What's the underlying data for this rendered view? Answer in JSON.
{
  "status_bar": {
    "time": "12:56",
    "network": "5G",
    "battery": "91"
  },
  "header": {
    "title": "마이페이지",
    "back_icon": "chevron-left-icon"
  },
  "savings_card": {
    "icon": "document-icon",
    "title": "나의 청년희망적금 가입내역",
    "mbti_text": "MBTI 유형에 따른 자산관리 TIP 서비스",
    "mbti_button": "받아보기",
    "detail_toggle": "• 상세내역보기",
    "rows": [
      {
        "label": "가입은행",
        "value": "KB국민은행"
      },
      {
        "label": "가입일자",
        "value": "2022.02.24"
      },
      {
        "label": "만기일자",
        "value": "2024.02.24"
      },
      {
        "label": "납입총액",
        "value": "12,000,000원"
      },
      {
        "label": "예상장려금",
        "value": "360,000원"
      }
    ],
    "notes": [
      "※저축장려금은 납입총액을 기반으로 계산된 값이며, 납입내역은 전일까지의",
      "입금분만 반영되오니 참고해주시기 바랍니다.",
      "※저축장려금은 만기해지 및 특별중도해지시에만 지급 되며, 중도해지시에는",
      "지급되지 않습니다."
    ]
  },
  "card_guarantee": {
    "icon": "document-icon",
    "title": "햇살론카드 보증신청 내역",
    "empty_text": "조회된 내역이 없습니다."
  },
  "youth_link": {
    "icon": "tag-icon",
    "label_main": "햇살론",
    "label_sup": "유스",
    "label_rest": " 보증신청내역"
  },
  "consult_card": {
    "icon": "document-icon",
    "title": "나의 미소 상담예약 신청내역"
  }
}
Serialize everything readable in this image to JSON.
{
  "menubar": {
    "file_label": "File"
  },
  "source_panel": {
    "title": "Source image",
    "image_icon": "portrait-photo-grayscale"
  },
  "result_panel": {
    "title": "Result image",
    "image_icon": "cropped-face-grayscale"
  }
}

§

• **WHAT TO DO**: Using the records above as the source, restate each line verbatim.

• **WRITTEN RESPONSE**:
What's the underlying data for this rendered view? Answer in JSON.
{
  "status_bar": {
    "time": "12:56",
    "network": "5G",
    "battery": "91"
  },
  "header": {
    "title": "마이페이지",
    "back_icon": "chevron-left-icon"
  },
  "savings_card": {
    "icon": "document-icon",
    "title": "나의 청년희망적금 가입내역",
    "mbti_text": "MBTI 유형에 따른 자산관리 TIP 서비스",
    "mbti_button": "받아보기",
    "detail_toggle": "• 상세내역보기",
    "rows": [
      {
        "label": "가입은행",
        "value": "KB국민은행"
      },
      {
        "label": "가입일자",
        "value": "2022.02.24"
      },
      {
        "label": "만기일자",
        "value": "2024.02.24"
      },
      {
        "label": "납입총액",
        "value": "12,000,000원"
      },
      {
        "label": "예상장려금",
        "value": "360,000원"
      }
    ],
    "notes": [
      "※저축장려금은 납입총액을 기반으로 계산된 값이며, 납입내역은 전일까지의",
      "입금분만 반영되오니 참고해주시기 바랍니다.",
      "※저축장려금은 만기해지 및 특별중도해지시에만 지급 되며, 중도해지시에는",
      "지급되지 않습니다."
    ]
  },
  "card_guarantee": {
    "icon": "document-icon",
    "title": "햇살론카드 보증신청 내역",
    "empty_text": "조회된 내역이 없습니다."
  },
  "youth_link": {
    "icon": "tag-icon",
    "label_main": "햇살론",
    "label_sup": "유스",
    "label_rest": " 보증신청내역"
  },
  "consult_card": {
    "icon": "document-icon",
    "title": "나의 미소 상담예약 신청내역"
  }
}
Serialize everything readable in this image to JSON.
{
  "menubar": {
    "file_label": "File"
  },
  "source_panel": {
    "title": "Source image",
    "image_icon": "portrait-photo-grayscale"
  },
  "result_panel": {
    "title": "Result image",
    "image_icon": "cropped-face-grayscale"
  }
}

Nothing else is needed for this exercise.